Biography[edit]

Paulina was the daughter of Fabius Aconius Catullinus Philomathius, a prominent aristocrat who held the offices of Praefectus urbi of Rome in 342-344 and was Consul in 349. In 344, Paulina married Vettius Agorius Praetextatus, a prominent exponent of the Roman senatorial aristocracy, an important imperial officer and a member of several pagan circles; Paulina was initiated into the Eleusinian mysteries and to the Lernian mysteries of Dionysus and Demeter, was devoted to several female deities, such as Ceres, Hecate (of whom she was hierophant), the Magna Mater (as a tauroboliatus) and Isis.

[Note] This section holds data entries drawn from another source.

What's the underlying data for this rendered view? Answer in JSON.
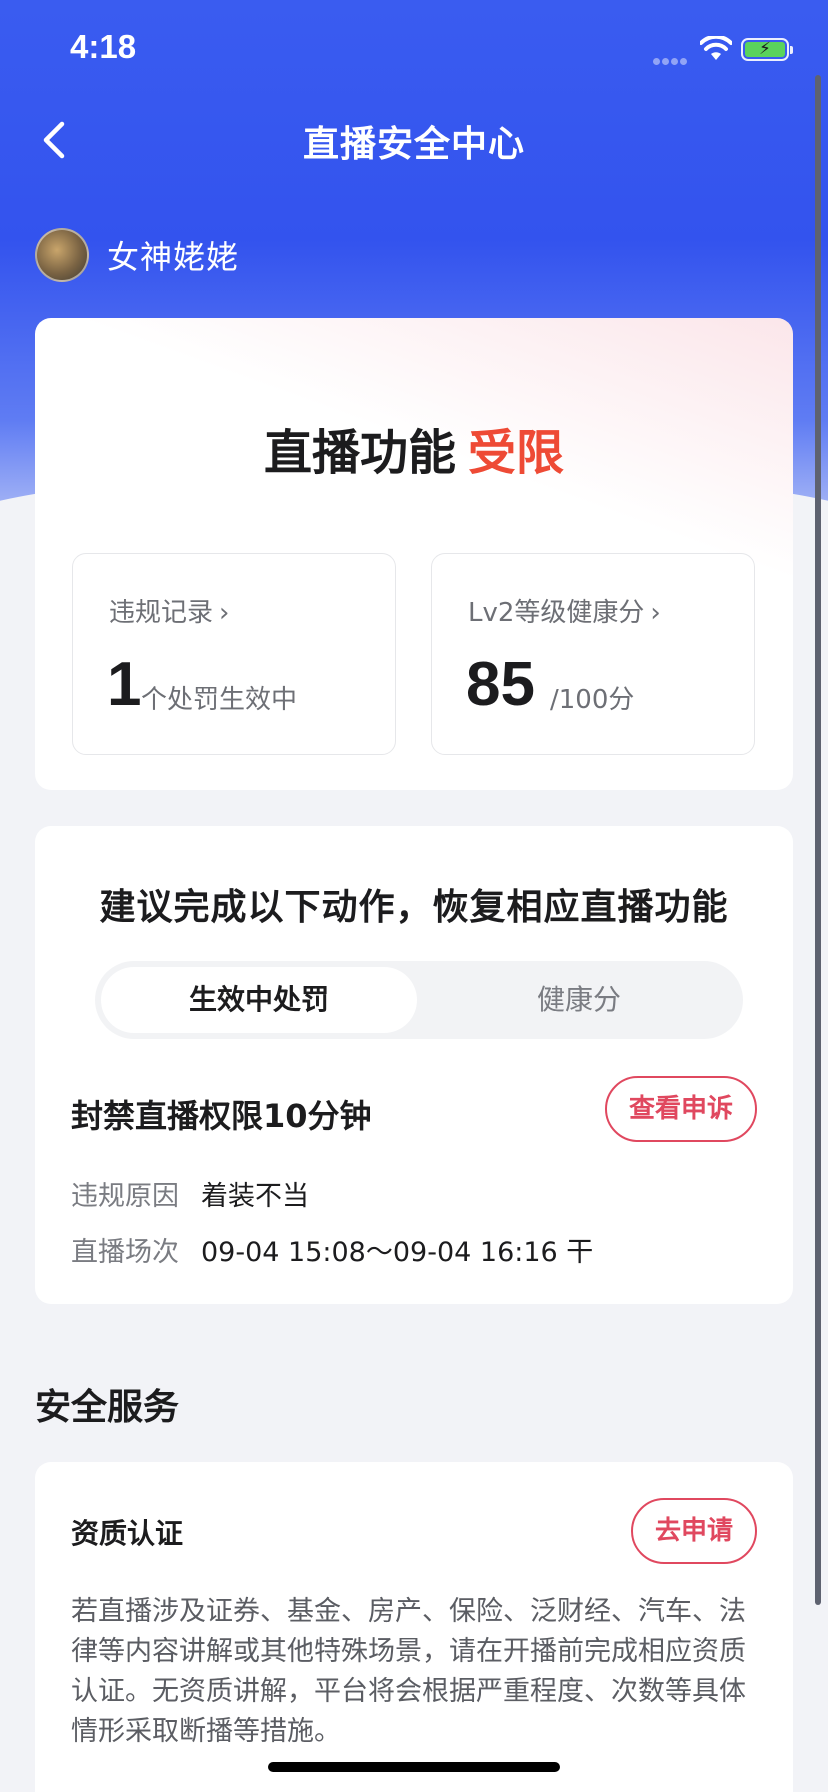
{
  "status_bar": {
    "time": "4:18"
  },
  "nav": {
    "title": "直播安全中心"
  },
  "user": {
    "name": "女神姥姥"
  },
  "status": {
    "headline_prefix": "直播功能",
    "headline_state": "受限",
    "violations": {
      "label": "违规记录",
      "count": "1",
      "unit": "个处罚生效中"
    },
    "health": {
      "label": "Lv2等级健康分",
      "score": "85",
      "max": "/100分"
    }
  },
  "actions": {
    "title": "建议完成以下动作，恢复相应直播功能",
    "tabs": [
      {
        "label": "生效中处罚",
        "active": true
      },
      {
        "label": "健康分",
        "active": false
      }
    ],
    "penalty": {
      "title": "封禁直播权限10分钟",
      "appeal_label": "查看申诉",
      "reason_key": "违规原因",
      "reason_value": "着装不当",
      "session_key": "直播场次",
      "session_value": "09-04 15:08～09-04 16:16 干"
    }
  },
  "services": {
    "section_title": "安全服务",
    "items": [
      {
        "title": "资质认证",
        "button_label": "去申请",
        "description": "若直播涉及证券、基金、房产、保险、泛财经、汽车、法律等内容讲解或其他特殊场景，请在开播前完成相应资质认证。无资质讲解，平台将会根据严重程度、次数等具体情形采取断播等措施。"
      }
    ]
  },
  "colors": {
    "brand_blue": "#3353ee",
    "restricted_red": "#ee4a35",
    "button_red": "#e0485f"
  }
}
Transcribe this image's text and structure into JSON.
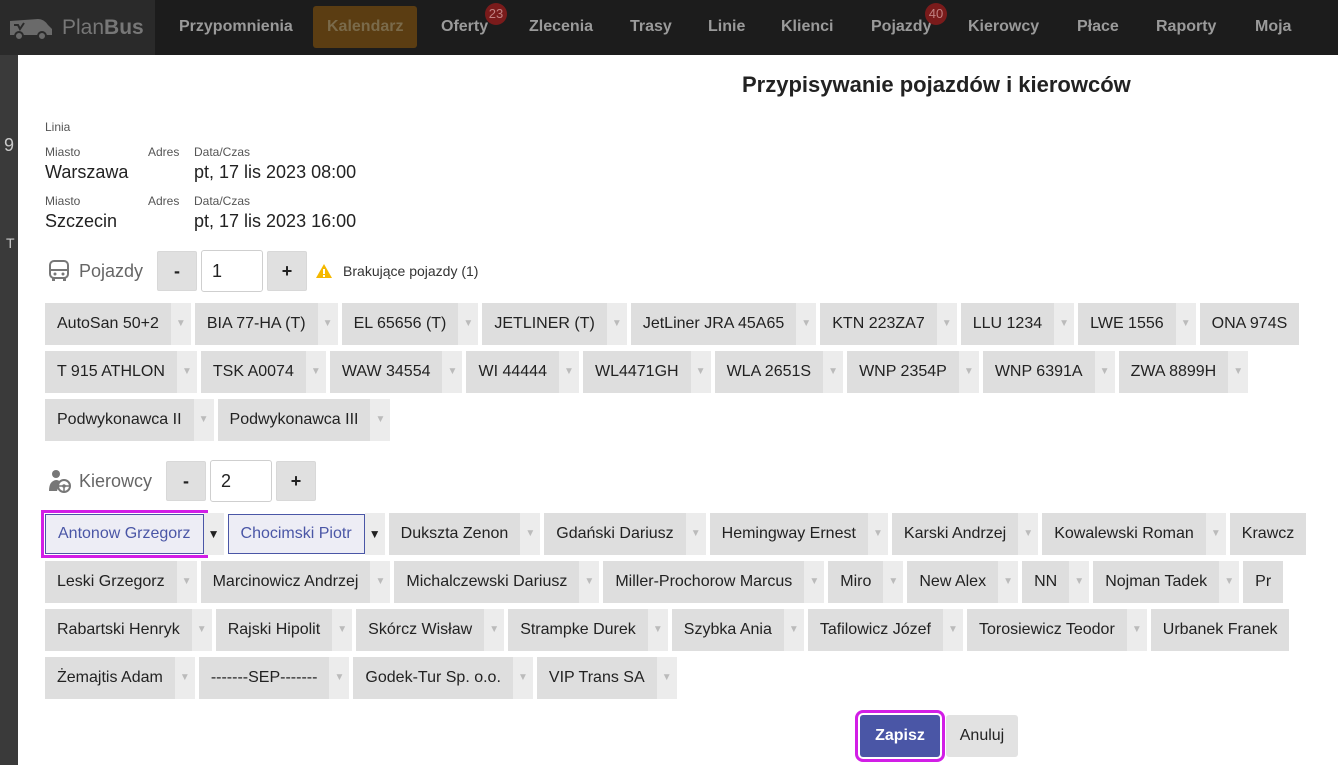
{
  "app": {
    "brand_plan": "Plan",
    "brand_bus": "Bus"
  },
  "nav": {
    "items": [
      {
        "label": "Przypomnienia"
      },
      {
        "label": "Kalendarz",
        "active": true
      },
      {
        "label": "Oferty",
        "badge": "23"
      },
      {
        "label": "Zlecenia"
      },
      {
        "label": "Trasy"
      },
      {
        "label": "Linie"
      },
      {
        "label": "Klienci"
      },
      {
        "label": "Pojazdy",
        "badge": "40"
      },
      {
        "label": "Kierowcy"
      },
      {
        "label": "Płace"
      },
      {
        "label": "Raporty"
      },
      {
        "label": "Moja firma"
      }
    ]
  },
  "background": {
    "char1": "9",
    "char2": "T"
  },
  "modal": {
    "title": "Przypisywanie pojazdów i kierowców",
    "line_label": "Linia",
    "stops": [
      {
        "city_label": "Miasto",
        "city": "Warszawa",
        "address_label": "Adres",
        "datetime_label": "Data/Czas",
        "datetime": "pt, 17 lis 2023 08:00"
      },
      {
        "city_label": "Miasto",
        "city": "Szczecin",
        "address_label": "Adres",
        "datetime_label": "Data/Czas",
        "datetime": "pt, 17 lis 2023 16:00"
      }
    ],
    "vehicles": {
      "label": "Pojazdy",
      "minus": "-",
      "count": "1",
      "plus": "+",
      "warning": "Brakujące pojazdy (1)",
      "rows": [
        [
          "AutoSan 50+2",
          "BIA 77-HA (T)",
          "EL 65656 (T)",
          "JETLINER (T)",
          "JetLiner JRA 45A65",
          "KTN 223ZA7",
          "LLU 1234",
          "LWE 1556",
          "ONA 974S"
        ],
        [
          "T 915 ATHLON",
          "TSK A0074",
          "WAW 34554",
          "WI 44444",
          "WL4471GH",
          "WLA 2651S",
          "WNP 2354P",
          "WNP 6391A",
          "ZWA 8899H"
        ],
        [
          "Podwykonawca II",
          "Podwykonawca III"
        ]
      ]
    },
    "drivers": {
      "label": "Kierowcy",
      "minus": "-",
      "count": "2",
      "plus": "+",
      "selected": [
        "Antonow Grzegorz",
        "Chocimski Piotr"
      ],
      "rows": [
        [
          "Antonow Grzegorz",
          "Chocimski Piotr",
          "Dukszta Zenon",
          "Gdański Dariusz",
          "Hemingway Ernest",
          "Karski Andrzej",
          "Kowalewski Roman",
          "Krawcz"
        ],
        [
          "Leski Grzegorz",
          "Marcinowicz Andrzej",
          "Michalczewski Dariusz",
          "Miller-Prochorow Marcus",
          "Miro",
          "New Alex",
          "NN",
          "Nojman Tadek",
          "Pr"
        ],
        [
          "Rabartski Henryk",
          "Rajski Hipolit",
          "Skórcz Wisław",
          "Strampke Durek",
          "Szybka Ania",
          "Tafilowicz Józef",
          "Torosiewicz Teodor",
          "Urbanek Franek"
        ],
        [
          "Żemajtis Adam",
          "-------SEP-------",
          "Godek-Tur Sp. o.o.",
          "VIP Trans SA"
        ]
      ]
    },
    "save_label": "Zapisz",
    "cancel_label": "Anuluj"
  }
}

Praetextatus and Paulina owned at least two houses. The first was on the Esquiline Hill, probably situated between via Merulana and viale del Monte Oppio in Rome, where the modern Palazzo Brancaccio stands (41°53′39.83″N 12°29′59.09″E / 41.8943972°N 12.4997472°E / 41.8943972; 12.4997472). The garden around the palace, the so-called Horti Vettiani,[2] extended to the modern Roma Termini railway station. Archaeological investigations in this area brought out several discoveries related to Praetextatus' family. Among them was the base of a statue dedicated to Coelia Concordia, one of the last Vestal Virgins, who had erected a statue in honour of Praetextatus after his death (384); in exchange for this honour, which caused the reprobation of Quintus Aurelius Symmachus on the basis that the Vestals never erected statues to men, Paulina dedicated a statue to Concordia.[3] They also had a house on the Aventine Hill.[4]

On the base of the funerary monument to Pratextatus,[5] Paulina had a poem composed by herself inscribed, which celebrated her husband and their love, a poem probably derived by the oration read by Paulina at her husband's funeral.[4] This poem is cited by Jerome in a letter in which he mocks Praetextatus, claiming he was not in paradise but in hell.[6]

Paulina died shortly after her husband. Their son or daughter dedicated them a funerary monument with statues in their house.[7]

Notes[edit]

  1. ^ She is called Aconia Fabia Paulina in CIL VI, 1779, Fabia Aconia Paulina in CIL VI, 1780, Fabia Paulina in CIL VI, 2145 or Paulina in CIL VI, 1779 and in Symmachus' letter I.48).
  2. ^ Musei Capitolini
  3. ^ CIL , 2145.
  4. ^ a b Kahlos
  5. ^ CIL VI, 1799.
  6. ^ Jerome, letter 23.
  7. ^ CIL VI, 1777.

Bibliography[edit]

Primary sources[edit]

Secondary sources[edit]